High-frequency trading (HFT) is the use of sophisticated technological tools and computer algorithms to trade securities on a rapid basis.[1][2][3]

HFT usually uses proprietary trading strategies that are carried out by computers. Unlike regular investing, an investment position in HFT may be held for only seconds, or fractions of a second (though sometimes it may extend to longer), with the computer trading in and out of positions thousands or tens of thousands of times a day.[4] At the end of a day of HFT, there is no open position in the market. Firms engaged in HFT rely heavily on the processing speed of their trades, and on their access to the market. Many high-frequency traders provide liquidity and price discovery to the markets through market-making and arbitrage trading; and high-frequency traders also take liquidity to manage risk or lock in profits.[5]

High-frequency traders compete on a basis of speed with other high-frequency traders, not long-term investors (who typically look for opportunities over a period of weeks, months, or years), and compete for very small, consistent profits.[6][7] As a result, high-frequency trading has been shown to have a potential Sharpe ratio (measure of reward per unit of risk) thousands of times higher than the traditional buy-and-hold strategies.[8]

Aiming to capture just a fraction of a penny per share or currency unit on every trade, high-frequency traders move in and out of such short-term positions several times each day. Fractions of a penny accumulate fast to produce significantly positive results at the end of every day.[2] High-frequency trading firms do not employ significant leverage, do not accumulate positions, and typically liquidate their entire portfolios on a daily basis.[7]

By 2010 high-frequency trading accounted for over 70% of equity trades in the US and was rapidly growing in popularity in Europe and Asia.[citation needed]

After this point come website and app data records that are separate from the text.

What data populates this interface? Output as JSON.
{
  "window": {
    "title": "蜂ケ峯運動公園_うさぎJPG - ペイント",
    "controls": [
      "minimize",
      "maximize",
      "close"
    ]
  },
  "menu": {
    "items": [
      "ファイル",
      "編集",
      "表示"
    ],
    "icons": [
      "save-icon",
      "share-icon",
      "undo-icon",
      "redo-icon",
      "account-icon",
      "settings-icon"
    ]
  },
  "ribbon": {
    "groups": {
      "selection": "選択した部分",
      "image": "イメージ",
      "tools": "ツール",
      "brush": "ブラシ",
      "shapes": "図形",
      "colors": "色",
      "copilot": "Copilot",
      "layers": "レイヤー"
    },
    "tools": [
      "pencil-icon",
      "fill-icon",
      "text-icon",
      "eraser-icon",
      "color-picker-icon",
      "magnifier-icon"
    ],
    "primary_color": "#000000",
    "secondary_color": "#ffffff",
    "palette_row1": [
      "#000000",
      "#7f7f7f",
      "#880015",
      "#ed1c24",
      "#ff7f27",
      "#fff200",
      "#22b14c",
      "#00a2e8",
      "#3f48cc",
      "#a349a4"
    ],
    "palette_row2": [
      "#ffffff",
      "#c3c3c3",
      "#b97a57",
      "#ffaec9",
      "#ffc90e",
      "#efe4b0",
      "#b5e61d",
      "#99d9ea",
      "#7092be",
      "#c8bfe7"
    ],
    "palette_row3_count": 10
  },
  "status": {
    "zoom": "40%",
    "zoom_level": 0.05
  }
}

High-frequency trading may cause new types of serious risks to the financial system.[1][9] Algorithmic and high-frequency trading were both found to have contributed to volatility in the May 6, 2010 Flash Crash, when high-frequency liquidity providers were in fact found to have withdrawn from the market.[10][11][12][13][14][15][16][17] A July, 2011 report by the International Organization of Securities Commissions (IOSCO), an international body of securities regulators, concluded that while "algorithms and HFT technology have been used by market participants to manage their trading and risk, their usage was also clearly a contributing factor in the flash crash event of May 6, 2010."[1][18] An October 2012 study by the Chicago Federal Reserve found that "every exchange interviewed had experienced one or more errant algorithms" and recommended "limits on the number of orders that can be sent to an exchange within a specified period of time."[9]